Looking back, I think Outlook worked because it evolved a formula centred on getting people agitated. Its very first issue, if I remember right, carried an opinion poll conducted in Jammu and Kashmir in which a whopping majority was revealed to prefer azadi to either Indian or Pakistani control. Remember, that was 12 years ago, long before the term cross-border (terrorism or people-to-people) became fashionable in Delhi's living rooms and watering holes. Nor had costly but dubious opinion polls become the hallmark of contemporary journalism. As a reader I took that opinion poll with a bucket of salt, but others didn't. Furious Shiv Sainiks went on the rampage and made bonfires of Outlook's first edition. At any rate, they had an old score to settle with its editor.
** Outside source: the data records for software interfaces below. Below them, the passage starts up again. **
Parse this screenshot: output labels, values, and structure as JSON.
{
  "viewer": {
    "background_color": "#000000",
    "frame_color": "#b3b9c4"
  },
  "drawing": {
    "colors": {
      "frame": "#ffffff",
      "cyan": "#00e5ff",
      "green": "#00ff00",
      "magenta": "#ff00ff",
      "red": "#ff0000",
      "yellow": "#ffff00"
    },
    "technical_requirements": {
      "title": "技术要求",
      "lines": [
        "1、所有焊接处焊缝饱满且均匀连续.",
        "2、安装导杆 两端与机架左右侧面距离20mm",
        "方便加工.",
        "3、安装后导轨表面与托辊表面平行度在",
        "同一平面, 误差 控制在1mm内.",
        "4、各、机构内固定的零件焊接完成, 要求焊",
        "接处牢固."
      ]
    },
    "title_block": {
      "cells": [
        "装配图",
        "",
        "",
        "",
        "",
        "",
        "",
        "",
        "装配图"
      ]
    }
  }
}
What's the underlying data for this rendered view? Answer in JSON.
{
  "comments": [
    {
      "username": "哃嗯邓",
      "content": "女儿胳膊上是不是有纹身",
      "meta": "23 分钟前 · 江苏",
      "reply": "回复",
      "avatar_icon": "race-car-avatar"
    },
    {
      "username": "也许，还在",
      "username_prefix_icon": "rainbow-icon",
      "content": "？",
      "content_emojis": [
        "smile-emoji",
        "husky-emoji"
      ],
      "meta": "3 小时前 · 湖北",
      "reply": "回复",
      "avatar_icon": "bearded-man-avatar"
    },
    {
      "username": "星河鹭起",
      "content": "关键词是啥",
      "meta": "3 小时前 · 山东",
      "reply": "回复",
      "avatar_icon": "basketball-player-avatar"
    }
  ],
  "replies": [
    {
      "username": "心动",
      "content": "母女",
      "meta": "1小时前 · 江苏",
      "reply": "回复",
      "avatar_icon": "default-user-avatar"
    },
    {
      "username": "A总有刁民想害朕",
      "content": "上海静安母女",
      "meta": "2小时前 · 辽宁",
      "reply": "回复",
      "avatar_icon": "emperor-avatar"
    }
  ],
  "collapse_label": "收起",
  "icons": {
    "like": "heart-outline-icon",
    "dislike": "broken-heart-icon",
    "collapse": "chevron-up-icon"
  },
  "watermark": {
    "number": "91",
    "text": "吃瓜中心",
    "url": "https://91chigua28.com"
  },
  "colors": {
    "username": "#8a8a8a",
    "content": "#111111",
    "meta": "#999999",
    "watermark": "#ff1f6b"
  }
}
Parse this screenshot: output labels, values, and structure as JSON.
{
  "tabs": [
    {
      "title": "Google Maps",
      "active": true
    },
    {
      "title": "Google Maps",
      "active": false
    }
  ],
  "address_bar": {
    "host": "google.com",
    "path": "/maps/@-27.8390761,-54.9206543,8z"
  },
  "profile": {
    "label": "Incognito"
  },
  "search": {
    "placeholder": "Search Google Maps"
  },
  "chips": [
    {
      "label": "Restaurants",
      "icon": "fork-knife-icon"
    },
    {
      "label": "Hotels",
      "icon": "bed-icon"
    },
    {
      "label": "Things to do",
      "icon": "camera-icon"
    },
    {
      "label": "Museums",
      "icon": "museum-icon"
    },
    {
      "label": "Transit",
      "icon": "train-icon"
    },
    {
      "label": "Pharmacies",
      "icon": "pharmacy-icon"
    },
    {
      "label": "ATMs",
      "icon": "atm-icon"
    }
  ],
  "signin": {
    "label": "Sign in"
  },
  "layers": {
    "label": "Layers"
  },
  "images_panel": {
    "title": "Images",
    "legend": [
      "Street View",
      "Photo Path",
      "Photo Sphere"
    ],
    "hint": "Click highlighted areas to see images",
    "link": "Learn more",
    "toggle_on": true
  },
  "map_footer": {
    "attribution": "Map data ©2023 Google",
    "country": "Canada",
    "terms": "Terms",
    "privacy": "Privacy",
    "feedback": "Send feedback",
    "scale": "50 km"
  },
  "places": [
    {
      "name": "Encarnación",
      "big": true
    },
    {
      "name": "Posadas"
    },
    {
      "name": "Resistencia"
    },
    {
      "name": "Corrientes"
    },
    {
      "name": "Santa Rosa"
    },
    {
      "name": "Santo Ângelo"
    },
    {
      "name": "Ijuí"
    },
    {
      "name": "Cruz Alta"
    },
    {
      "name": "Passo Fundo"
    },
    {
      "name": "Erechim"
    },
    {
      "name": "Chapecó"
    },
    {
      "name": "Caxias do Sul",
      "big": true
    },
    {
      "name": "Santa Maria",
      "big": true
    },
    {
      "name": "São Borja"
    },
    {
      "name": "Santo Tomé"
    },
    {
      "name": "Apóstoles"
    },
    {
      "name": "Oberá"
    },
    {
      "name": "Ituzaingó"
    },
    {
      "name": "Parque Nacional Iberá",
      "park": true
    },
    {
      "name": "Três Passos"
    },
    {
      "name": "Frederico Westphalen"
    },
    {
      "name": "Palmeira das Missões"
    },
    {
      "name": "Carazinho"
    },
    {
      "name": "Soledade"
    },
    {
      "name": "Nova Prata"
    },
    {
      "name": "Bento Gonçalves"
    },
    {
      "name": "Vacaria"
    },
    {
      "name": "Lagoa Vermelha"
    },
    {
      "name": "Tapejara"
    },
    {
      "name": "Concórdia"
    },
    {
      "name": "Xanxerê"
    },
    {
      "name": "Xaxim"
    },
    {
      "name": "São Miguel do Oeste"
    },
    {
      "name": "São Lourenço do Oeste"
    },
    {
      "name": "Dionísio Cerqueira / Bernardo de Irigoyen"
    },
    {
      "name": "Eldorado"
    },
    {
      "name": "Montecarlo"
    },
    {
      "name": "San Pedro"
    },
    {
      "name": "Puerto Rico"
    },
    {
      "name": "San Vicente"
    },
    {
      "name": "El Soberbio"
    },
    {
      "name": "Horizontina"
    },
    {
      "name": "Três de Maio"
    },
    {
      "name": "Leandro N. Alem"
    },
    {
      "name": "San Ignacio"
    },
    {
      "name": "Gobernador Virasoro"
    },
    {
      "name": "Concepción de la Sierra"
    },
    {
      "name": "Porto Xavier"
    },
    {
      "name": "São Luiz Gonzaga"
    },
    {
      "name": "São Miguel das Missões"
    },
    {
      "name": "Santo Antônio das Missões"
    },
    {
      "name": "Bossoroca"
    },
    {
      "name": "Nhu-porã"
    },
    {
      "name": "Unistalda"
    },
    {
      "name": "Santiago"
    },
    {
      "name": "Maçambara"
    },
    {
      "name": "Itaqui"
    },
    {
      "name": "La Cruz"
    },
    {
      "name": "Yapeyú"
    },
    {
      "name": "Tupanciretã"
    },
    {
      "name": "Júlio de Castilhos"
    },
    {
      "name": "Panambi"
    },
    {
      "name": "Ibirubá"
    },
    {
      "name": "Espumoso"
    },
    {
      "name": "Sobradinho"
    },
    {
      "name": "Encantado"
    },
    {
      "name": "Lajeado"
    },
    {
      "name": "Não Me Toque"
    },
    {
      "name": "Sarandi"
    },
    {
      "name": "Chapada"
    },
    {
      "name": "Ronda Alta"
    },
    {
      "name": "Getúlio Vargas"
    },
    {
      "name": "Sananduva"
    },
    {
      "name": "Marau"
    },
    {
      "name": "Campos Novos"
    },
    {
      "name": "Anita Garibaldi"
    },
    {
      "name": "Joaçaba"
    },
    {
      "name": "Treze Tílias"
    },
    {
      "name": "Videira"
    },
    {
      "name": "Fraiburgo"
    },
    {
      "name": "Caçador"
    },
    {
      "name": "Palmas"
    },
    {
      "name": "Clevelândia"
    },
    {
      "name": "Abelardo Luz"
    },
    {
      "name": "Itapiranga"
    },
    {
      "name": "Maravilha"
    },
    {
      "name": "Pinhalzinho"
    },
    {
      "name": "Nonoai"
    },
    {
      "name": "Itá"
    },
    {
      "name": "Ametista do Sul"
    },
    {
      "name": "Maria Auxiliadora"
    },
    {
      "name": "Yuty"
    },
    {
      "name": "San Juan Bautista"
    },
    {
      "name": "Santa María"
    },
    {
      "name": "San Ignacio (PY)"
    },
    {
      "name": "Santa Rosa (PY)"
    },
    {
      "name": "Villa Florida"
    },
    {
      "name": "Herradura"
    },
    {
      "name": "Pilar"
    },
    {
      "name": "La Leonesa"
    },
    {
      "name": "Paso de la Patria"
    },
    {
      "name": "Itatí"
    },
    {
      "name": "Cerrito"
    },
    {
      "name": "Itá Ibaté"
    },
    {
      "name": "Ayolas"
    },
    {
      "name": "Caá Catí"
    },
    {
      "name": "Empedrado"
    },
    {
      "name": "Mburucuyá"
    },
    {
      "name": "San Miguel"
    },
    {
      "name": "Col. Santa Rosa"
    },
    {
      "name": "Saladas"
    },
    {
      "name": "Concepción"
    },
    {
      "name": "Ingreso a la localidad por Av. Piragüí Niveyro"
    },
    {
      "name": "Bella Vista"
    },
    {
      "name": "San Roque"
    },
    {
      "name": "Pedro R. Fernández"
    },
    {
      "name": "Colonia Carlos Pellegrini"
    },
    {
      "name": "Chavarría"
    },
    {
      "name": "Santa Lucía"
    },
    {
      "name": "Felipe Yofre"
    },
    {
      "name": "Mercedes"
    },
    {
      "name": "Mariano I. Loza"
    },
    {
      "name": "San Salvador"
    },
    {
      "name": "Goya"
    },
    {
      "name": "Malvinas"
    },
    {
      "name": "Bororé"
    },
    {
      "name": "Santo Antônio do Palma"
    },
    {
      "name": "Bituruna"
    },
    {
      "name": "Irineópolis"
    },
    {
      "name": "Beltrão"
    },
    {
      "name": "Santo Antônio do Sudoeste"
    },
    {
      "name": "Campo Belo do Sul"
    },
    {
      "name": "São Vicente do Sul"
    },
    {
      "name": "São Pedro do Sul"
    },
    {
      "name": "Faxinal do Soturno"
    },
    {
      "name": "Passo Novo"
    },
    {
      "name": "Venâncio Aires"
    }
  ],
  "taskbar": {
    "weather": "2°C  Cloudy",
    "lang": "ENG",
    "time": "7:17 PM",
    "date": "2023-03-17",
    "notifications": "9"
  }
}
In the process, the magazine grabbed all the attention it needed to make it a success.
Outlook broke the established format of magazine journalism with its chatty style. It talked with you rather than talked at you. It took up unconventional subjects, liberally peppered with failsafe stuff like sex and the city, and went on to differentiate itself from its contemporaries. That was quite a challenge. Outlook has continuously innovated and kept reinventing itself to stay relevant and readable despite the advent of 24-hour TV and the ongoing information overload.